Start of Extracted information
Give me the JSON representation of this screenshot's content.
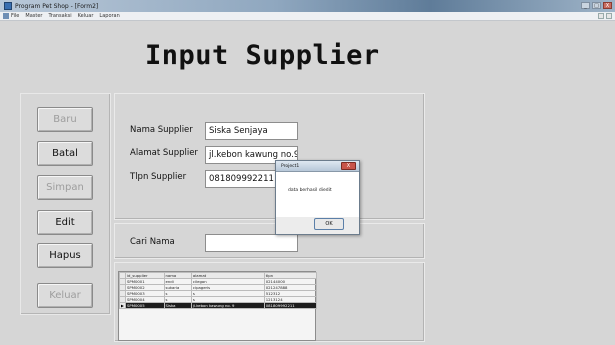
{
  "window": {
    "title": "Program Pet Shop - [Form2]",
    "controls": {
      "minimize": "_",
      "maximize": "□",
      "close": "X"
    }
  },
  "menu": {
    "items": [
      "File",
      "Master",
      "Transaksi",
      "Keluar",
      "Laporan"
    ]
  },
  "page": {
    "heading": "Input Supplier"
  },
  "buttons": {
    "baru": "Baru",
    "batal": "Batal",
    "simpan": "Simpan",
    "edit": "Edit",
    "hapus": "Hapus",
    "keluar": "Keluar"
  },
  "form": {
    "nama_label": "Nama Supplier",
    "nama_value": "Siska Senjaya",
    "alamat_label": "Alamat Supplier",
    "alamat_value": "jl.kebon kawung no.9",
    "tlp_label": "Tlpn Supplier",
    "tlp_value": "081809992211",
    "cari_label": "Cari Nama",
    "cari_value": ""
  },
  "grid": {
    "columns": [
      "id_supplier",
      "nama",
      "alamat",
      "tlpn"
    ],
    "rows": [
      [
        "SPM0001",
        "endi",
        "cilegon",
        "02144000"
      ],
      [
        "SPM0002",
        "sukaria",
        "cipageris",
        "021247888"
      ],
      [
        "SPM0003",
        "s",
        "s",
        "512312"
      ],
      [
        "SPM0004",
        "s",
        "s",
        "1213124"
      ],
      [
        "SPM0005",
        "Siska",
        "jl.kebon kawung no. 9",
        "081809992211"
      ]
    ],
    "selected_row": 4
  },
  "msgbox": {
    "title": "Project1",
    "message": "data berhasil diedit",
    "ok_label": "OK",
    "close": "X"
  }
}
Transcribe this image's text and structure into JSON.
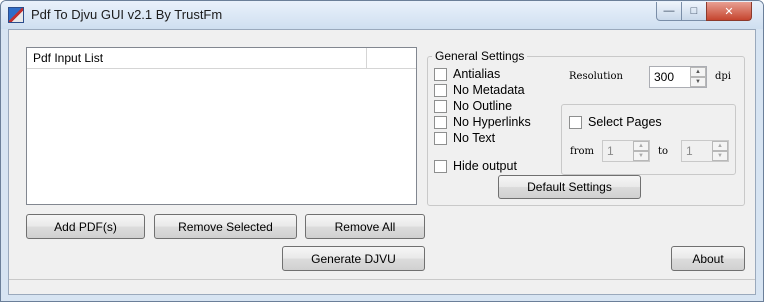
{
  "window": {
    "title": "Pdf To Djvu GUI v2.1 By TrustFm",
    "minimize": "—",
    "maximize": "□",
    "close": "✕"
  },
  "list": {
    "columns": [
      "Pdf Input List",
      ""
    ]
  },
  "buttons": {
    "add": "Add PDF(s)",
    "remove_selected": "Remove Selected",
    "remove_all": "Remove All",
    "generate": "Generate DJVU",
    "about": "About",
    "default_settings": "Default Settings"
  },
  "settings": {
    "legend": "General Settings",
    "options": [
      "Antialias",
      "No Metadata",
      "No Outline",
      "No Hyperlinks",
      "No Text"
    ],
    "hide_output": "Hide output",
    "resolution_label": "Resolution",
    "resolution_value": "300",
    "resolution_unit": "dpi",
    "select_pages": "Select Pages",
    "from_label": "from",
    "from_value": "1",
    "to_label": "to",
    "to_value": "1"
  },
  "icons": {
    "app": "pdf-djvu-app-icon",
    "spin_up": "▲",
    "spin_down": "▼"
  }
}
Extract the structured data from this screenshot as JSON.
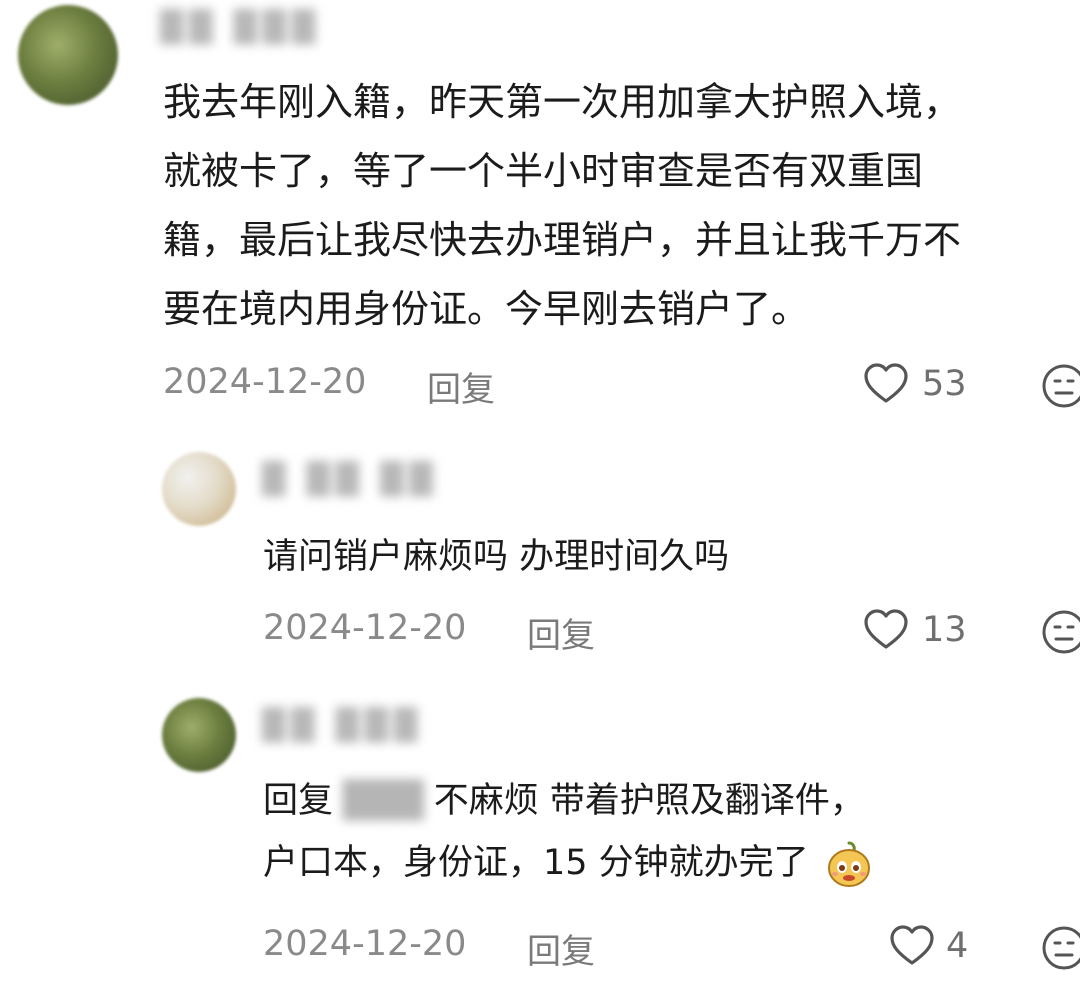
{
  "comments": [
    {
      "username": "██ ███",
      "lines": [
        "我去年刚入籍，昨天第一次用加拿大护照入境，",
        "就被卡了，等了一个半小时审查是否有双重国",
        "籍，最后让我尽快去办理销户，并且让我千万不",
        "要在境内用身份证。今早刚去销户了。"
      ],
      "date": "2024-12-20",
      "reply_label": "回复",
      "likes": "53"
    },
    {
      "username": "█ ██ ██",
      "lines": [
        "请问销户麻烦吗 办理时间久吗"
      ],
      "date": "2024-12-20",
      "reply_label": "回复",
      "likes": "13"
    },
    {
      "username": "██ ███",
      "reply_prefix": "回复",
      "reply_target": "███",
      "lines": [
        "不麻烦 带着护照及翻译件，",
        "户口本，身份证，15 分钟就办完了"
      ],
      "date": "2024-12-20",
      "reply_label": "回复",
      "likes": "4"
    }
  ],
  "icons": {
    "like": "heart-outline-icon",
    "dislike": "neutral-face-icon",
    "emoji": "cartoon-face-emoji"
  },
  "colors": {
    "text": "#1b1b1b",
    "meta": "#8a8a8a",
    "icon": "#555555"
  }
}
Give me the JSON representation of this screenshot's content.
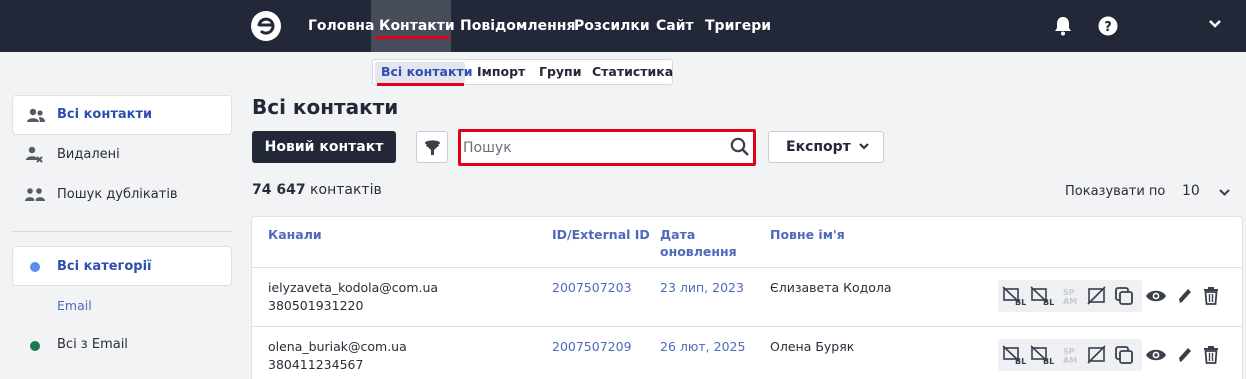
{
  "nav": {
    "items": [
      "Головна",
      "Контакти",
      "Повідомлення",
      "Розсилки",
      "Сайт",
      "Тригери"
    ],
    "active": "Контакти"
  },
  "subnav": {
    "items": [
      "Всі контакти",
      "Імпорт",
      "Групи",
      "Статистика"
    ],
    "active": "Всі контакти"
  },
  "sidebar": {
    "items": [
      "Всі контакти",
      "Видалені",
      "Пошук дублікатів"
    ],
    "categories": {
      "all": "Всі категорії",
      "email_header": "Email",
      "with_email": "Всі з Email"
    }
  },
  "main": {
    "title": "Всі контакти",
    "new_contact_label": "Новий контакт",
    "search_placeholder": "Пошук",
    "export_label": "Експорт",
    "count_number": "74 647",
    "count_suffix": "контактів",
    "per_page_label": "Показувати по",
    "per_page_value": "10"
  },
  "table": {
    "headers": {
      "channels": "Канали",
      "id": "ID/External ID",
      "date_l1": "Дата",
      "date_l2": "оновлення",
      "name": "Повне ім'я"
    },
    "rows": [
      {
        "email": "ielyzaveta_kodola@com.ua",
        "phone": "380501931220",
        "id": "2007507203",
        "date": "23 лип, 2023",
        "name": "Єлизавета Кодола"
      },
      {
        "email": "olena_buriak@com.ua",
        "phone": "380411234567",
        "id": "2007507209",
        "date": "26 лют, 2025",
        "name": "Олена Буряк"
      }
    ]
  },
  "icons": {
    "bl": "BL",
    "spam_l1": "SP",
    "spam_l2": "AM"
  },
  "colors": {
    "topbar": "#232838",
    "accent_red": "#e3001b",
    "link_blue": "#4e6abb",
    "active_blue": "#2e4fb0",
    "dot_blue": "#5a8ef0",
    "dot_green": "#1a7a4c"
  }
}
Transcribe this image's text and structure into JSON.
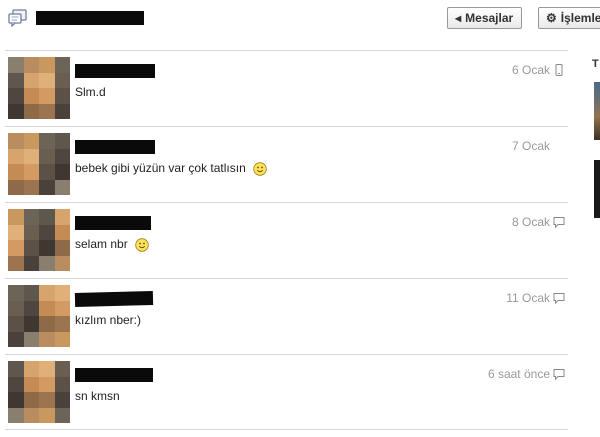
{
  "header": {
    "back_button": "Mesajlar",
    "actions_button": "İşlemler"
  },
  "sidebar": {
    "label": "T"
  },
  "conversations": [
    {
      "message": "Slm.d",
      "date": "6 Ocak",
      "has_smiley": false,
      "device_icon": "mobile-icon"
    },
    {
      "message": "bebek gibi yüzün var çok tatlısın",
      "date": "7 Ocak",
      "has_smiley": true,
      "device_icon": "none"
    },
    {
      "message": "selam nbr",
      "date": "8 Ocak",
      "has_smiley": true,
      "device_icon": "chat-bubble-icon"
    },
    {
      "message": "kızlım nber:)",
      "date": "11 Ocak",
      "has_smiley": false,
      "device_icon": "chat-bubble-icon"
    },
    {
      "message": "sn kmsn",
      "date": "6 saat önce",
      "has_smiley": false,
      "device_icon": "chat-bubble-icon"
    }
  ],
  "colors": {
    "divider": "#d7d7d7",
    "date_text": "#999999",
    "message_text": "#222222",
    "redaction": "#0a0a0a"
  }
}
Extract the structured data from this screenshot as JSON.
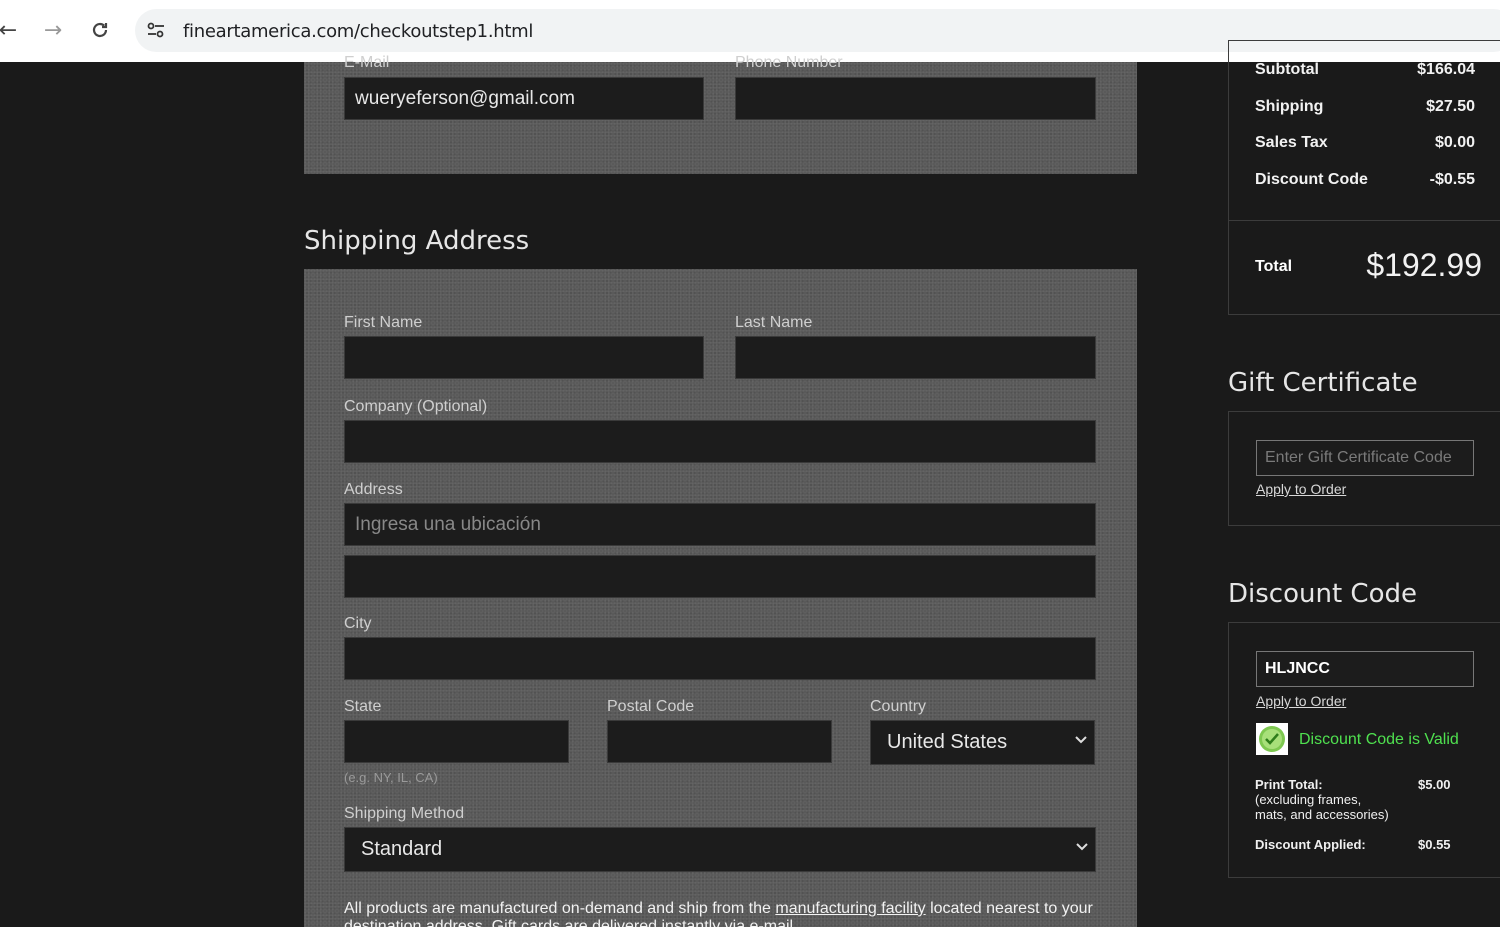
{
  "browser": {
    "url": "fineartamerica.com/checkoutstep1.html"
  },
  "contact": {
    "email_label": "E-Mail",
    "email_value": "wueryeferson@gmail.com",
    "phone_label": "Phone Number",
    "phone_value": ""
  },
  "shipping": {
    "title": "Shipping Address",
    "first_name_label": "First Name",
    "last_name_label": "Last Name",
    "company_label": "Company (Optional)",
    "address_label": "Address",
    "address_placeholder": "Ingresa una ubicación",
    "city_label": "City",
    "state_label": "State",
    "state_hint": "(e.g. NY, IL, CA)",
    "postal_label": "Postal Code",
    "country_label": "Country",
    "country_value": "United States",
    "method_label": "Shipping Method",
    "method_value": "Standard",
    "footnote_before": "All products are manufactured on-demand and ship from the ",
    "footnote_link": "manufacturing facility",
    "footnote_after": " located nearest to your destination address.  Gift cards are delivered instantly via e-mail."
  },
  "summary": {
    "rows": [
      {
        "label": "Subtotal",
        "value": "$166.04"
      },
      {
        "label": "Shipping",
        "value": "$27.50"
      },
      {
        "label": "Sales Tax",
        "value": "$0.00"
      },
      {
        "label": "Discount Code",
        "value": "-$0.55"
      }
    ],
    "total_label": "Total",
    "total_value": "$192.99"
  },
  "gift": {
    "title": "Gift Certificate",
    "placeholder": "Enter Gift Certificate Code",
    "apply": "Apply to Order"
  },
  "discount": {
    "title": "Discount Code",
    "code": "HLJNCC",
    "apply": "Apply to Order",
    "valid_text": "Discount Code is Valid",
    "print_total_label": "Print Total:",
    "print_total_note_1": "(excluding frames,",
    "print_total_note_2": "mats, and accessories)",
    "print_total_value": "$5.00",
    "applied_label": "Discount Applied:",
    "applied_value": "$0.55"
  },
  "colors": {
    "valid_green": "#4fe04f",
    "panel_gray": "#5a5a5a",
    "page_bg": "#1a1a1a"
  }
}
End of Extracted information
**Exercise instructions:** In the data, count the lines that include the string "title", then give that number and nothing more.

**Exercise response:** 7